At-home tinting is easier than you think
If in doubt, fake a brow tint with a tinted brow gel. Just brush through for fuller, more defined looking brows.
The easiest way to tint at home is with an at home tint kit like 1000Hour. They come complete with everything you need. The colours are limited, so results may vary to the customised colour you’re used to from a professional tint, but it will do the job! Choose the colour that best describes how you would like your brows to look eg. “Medium Brown”. Nervous tinters – opt for a lighter colour to be safe.
Watch our step-by-step guide to tinting your brows at home.
1000Hour Lash & Brow Dye Kit ($19.99, at 1000Hour)
But know this first…
All brows react to colour differently, some will tint in 30 seconds and others 15 minutes. If you’re nervous about a too dark tint, build colour slowly by applying and removing the tint several times instead of leaving for a longer block of time.
Do a test patch on a hidden area of skin (behind ears and wrists are good) to ensure no allergies or reactions to the product.
Prevent staining the surrounding skin by applying a layer of Vaseline around your brows. Any hairs coated with Vaseline will not tint, so avoid getting any in your brows. Apply tint neatly using the provided applicator, or I find a firm angle brush easier to control.
If you do stain your skin, cleansing or exfoliating the area gently a number of times can help to lift the colour from your skin. Tint and fake tan are not a good combo. The skin stains easily and the brows often turn orange.
A brow tint can last from a couple days up to several weeks, depending on your hairs and after care.

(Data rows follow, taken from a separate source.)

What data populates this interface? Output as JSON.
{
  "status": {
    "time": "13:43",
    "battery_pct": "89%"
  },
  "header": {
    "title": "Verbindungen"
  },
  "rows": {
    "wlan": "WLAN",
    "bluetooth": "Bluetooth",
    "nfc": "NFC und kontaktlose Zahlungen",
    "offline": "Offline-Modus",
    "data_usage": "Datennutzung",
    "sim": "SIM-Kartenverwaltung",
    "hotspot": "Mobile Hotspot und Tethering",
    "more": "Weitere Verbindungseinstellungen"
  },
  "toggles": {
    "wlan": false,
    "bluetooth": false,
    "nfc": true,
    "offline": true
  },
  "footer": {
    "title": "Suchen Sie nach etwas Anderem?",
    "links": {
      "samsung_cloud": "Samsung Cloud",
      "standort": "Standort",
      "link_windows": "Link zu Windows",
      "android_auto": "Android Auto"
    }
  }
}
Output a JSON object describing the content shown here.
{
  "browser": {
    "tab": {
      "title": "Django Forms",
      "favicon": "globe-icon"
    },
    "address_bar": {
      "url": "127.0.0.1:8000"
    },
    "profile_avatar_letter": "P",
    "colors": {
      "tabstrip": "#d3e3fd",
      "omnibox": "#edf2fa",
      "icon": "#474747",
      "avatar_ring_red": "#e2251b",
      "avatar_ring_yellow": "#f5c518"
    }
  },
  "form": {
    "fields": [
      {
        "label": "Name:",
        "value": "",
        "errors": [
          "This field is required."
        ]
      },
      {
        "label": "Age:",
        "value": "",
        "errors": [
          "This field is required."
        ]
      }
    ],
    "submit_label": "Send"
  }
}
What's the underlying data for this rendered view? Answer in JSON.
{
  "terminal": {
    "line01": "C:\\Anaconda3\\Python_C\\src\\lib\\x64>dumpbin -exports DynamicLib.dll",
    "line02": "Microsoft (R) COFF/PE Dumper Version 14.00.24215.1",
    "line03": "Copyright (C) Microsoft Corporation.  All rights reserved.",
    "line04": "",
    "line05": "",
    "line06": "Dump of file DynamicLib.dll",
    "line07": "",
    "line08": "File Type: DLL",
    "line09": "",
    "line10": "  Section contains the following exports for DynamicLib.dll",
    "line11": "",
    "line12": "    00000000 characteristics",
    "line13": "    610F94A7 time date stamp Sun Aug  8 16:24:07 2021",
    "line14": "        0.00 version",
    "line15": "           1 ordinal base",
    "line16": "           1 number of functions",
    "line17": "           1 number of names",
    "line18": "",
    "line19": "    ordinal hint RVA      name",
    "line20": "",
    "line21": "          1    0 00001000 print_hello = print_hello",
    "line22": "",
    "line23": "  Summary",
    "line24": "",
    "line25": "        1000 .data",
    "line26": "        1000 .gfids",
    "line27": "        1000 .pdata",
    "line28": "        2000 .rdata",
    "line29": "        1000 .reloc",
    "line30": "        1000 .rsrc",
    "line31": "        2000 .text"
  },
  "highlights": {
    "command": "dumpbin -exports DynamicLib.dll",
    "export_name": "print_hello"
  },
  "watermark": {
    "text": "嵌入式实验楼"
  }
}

Frequent cleansing, exfoliating and sun exposure can shorten the lifespan of your brow tint.